Location

Distance from Beirut Altitude (meters) Surface (ha)

Municipality address

Sources : Office of the Minister of State for Administrative Reform (OMSAR)
Phone Number Fax Number E-Mail Web sites

Données électorales

Sources : Ministry of Interior and Municipalities (Republic of Lebanon)
Données électorales 2010
Registered voters Effectifs du conseil municipal Effectifs moukhtar
Données électorales 2016
Registered voters Effectifs du conseil municipal Effectifs moukhtar

Revenue of Independent Municipal Fund

Sources : Official Journal (Lebanese Republic)
Year Revenues (Thousands Lebanese Pound)

Education

Sources : Central Administration of Statistics (Lebanese Presidency of the Council of Ministers) - Office of the Minister of State for Administrative Reform (OMSAR)
Educational establishments (2006) Public Private Students schooled in the public schools Students schooled in the private schools
- - - - -

Higher Educational Institute Public Private
- - -

Last modification : 28/04/2007

Location

Located in the mohafazat of Nabatiyeh, Meri is part of the Hasbaiya
caza and is situated 25 km away from its center, and 115 km away from Beirut. Its altitude is 450 meters and it covers an area of 600 hectares.

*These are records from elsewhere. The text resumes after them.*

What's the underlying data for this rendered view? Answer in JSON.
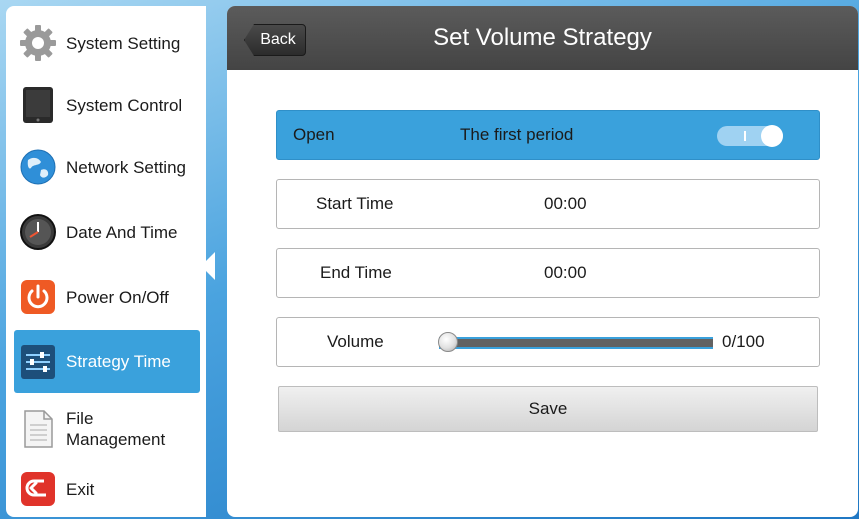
{
  "sidebar": {
    "items": [
      {
        "label": "System Setting",
        "icon": "gear-icon"
      },
      {
        "label": "System Control",
        "icon": "tablet-icon"
      },
      {
        "label": "Network Setting",
        "icon": "globe-icon"
      },
      {
        "label": "Date And Time",
        "icon": "clock-icon"
      },
      {
        "label": "Power On/Off",
        "icon": "power-icon"
      },
      {
        "label": "Strategy Time",
        "icon": "sliders-icon",
        "active": true
      },
      {
        "label": "File Management",
        "label_line1": "File",
        "label_line2": "Management",
        "icon": "document-icon"
      },
      {
        "label": "Exit",
        "icon": "exit-icon"
      }
    ]
  },
  "header": {
    "back_label": "Back",
    "title": "Set Volume Strategy"
  },
  "period_row": {
    "status_label": "Open",
    "period_label": "The first period",
    "toggle_on": true
  },
  "start_time": {
    "label": "Start Time",
    "value": "00:00"
  },
  "end_time": {
    "label": "End Time",
    "value": "00:00"
  },
  "volume": {
    "label": "Volume",
    "value": 0,
    "max": 100,
    "value_text": "0/100"
  },
  "save_label": "Save",
  "colors": {
    "accent": "#3aa1dc",
    "header": "#4f4f4f",
    "exit_red": "#e0332a",
    "power_orange": "#ef5a24"
  }
}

Al Majidiyeh (located 6 km from Meri) is affiliated with the municipality of Meri and receives its name from the owner of the land - Prince Majid Arslan. Close to being deserted, it is a land of 240 hectares that was used for agricultural purposes.

Rihanet Berri’s name derives from Nabih Berri, head of Parliament, and it is located within the borders of Meri and Al Majidiyeh. In the fifties and sixties, agricultural workers that were brought over from the Beqaa to work in the Al Majidiyeh farm were naturalized but left the village during the Israeli invasion of South Lebanon. Since the Council of the South has provided donations for housing construction (approximately 35 houses), these workers have returned again from the Beqaa.

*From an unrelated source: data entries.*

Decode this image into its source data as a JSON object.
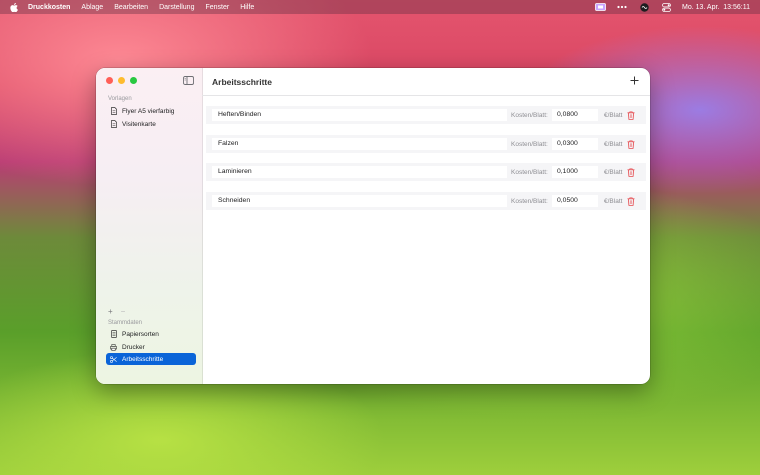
{
  "menubar": {
    "app_name": "Druckkosten",
    "items": [
      "Ablage",
      "Bearbeiten",
      "Darstellung",
      "Fenster",
      "Hilfe"
    ],
    "datetime": "Mo. 13. Apr.  13:56:11"
  },
  "sidebar": {
    "templates_label": "Vorlagen",
    "templates": [
      {
        "label": "Flyer A5 vierfarbig",
        "icon": "document-icon"
      },
      {
        "label": "Visitenkarte",
        "icon": "document-icon"
      }
    ],
    "master_label": "Stammdaten",
    "master": [
      {
        "label": "Papiersorten",
        "icon": "document-lines-icon"
      },
      {
        "label": "Drucker",
        "icon": "printer-icon"
      },
      {
        "label": "Arbeitsschritte",
        "icon": "scissors-icon",
        "selected": true
      }
    ],
    "add_label": "+",
    "remove_label": "−"
  },
  "main": {
    "title": "Arbeitsschritte",
    "add_label": "+",
    "rows": [
      {
        "name": "Heften/Binden",
        "cost_label": "Kosten/Blatt:",
        "value": "0,0800",
        "unit": "€/Blatt"
      },
      {
        "name": "Falzen",
        "cost_label": "Kosten/Blatt:",
        "value": "0,0300",
        "unit": "€/Blatt"
      },
      {
        "name": "Laminieren",
        "cost_label": "Kosten/Blatt:",
        "value": "0,1000",
        "unit": "€/Blatt"
      },
      {
        "name": "Schneiden",
        "cost_label": "Kosten/Blatt:",
        "value": "0,0500",
        "unit": "€/Blatt"
      }
    ]
  },
  "colors": {
    "accent": "#0a64d8",
    "delete": "#e5484d"
  }
}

Residents

Meri’s population is estimated at around 1,200 people, with the majority residing in the village’s 235 houses. The confessional distribution is as follows:

• Druze: 80%
• Sunnites: 10%
• Orthodox: 8%
• Other confessions: 2%.

The residents of Meri belong to about 30 families, mainly Abou Kamer, Diab, Anez, Fayyad, Bathich, Zarkata, Hajj, Assaf and Saadeh.

Number of Voters

The number of registered voters in the year 2001 reached 660, distributed among the main families as follows:

• Abou Kamer (96 voters)
• Diab (55 voters)
• Anez (46 voters)
• Fayyad (45 voters)
• Bathich (41 voters)
• Zarkata (39 voters)
• Sarah (39 voters)
• Youssef (31 voters)
• Qays (30 voters)
• Hajj (37 voters)
• Amouri (24 voters)
• Assaf (27 voters)
• Saadeh (25 voters)
• Khoury (15 voters)

Local Authorities

The local administration is composed of a municipal council with 9 members and is headed by Sheikh Turki Diab. The municipality has one mayor - Mr. Hamad Sarah.

Educational Sector

There are 2 schools in Al Mary, a public intermediate school with 120 students and 17 teachers and a private elementary school with 120 students and 10 teachers.

Economic Situation

There are about 30 trade and craft institutions in Al Mary but many of the village residents work in agriculture and cattle-raising, while others work in the public sector.

Religious Centers

The village of Meri contains one Druze “khelwa” (place of prayer) and one Orthodox church.

Village Problems

Situated close to the Lebanese-Israeli border, Meri is almost deserted and lacks dispensaries or medical centers, a sewage system and drinking water.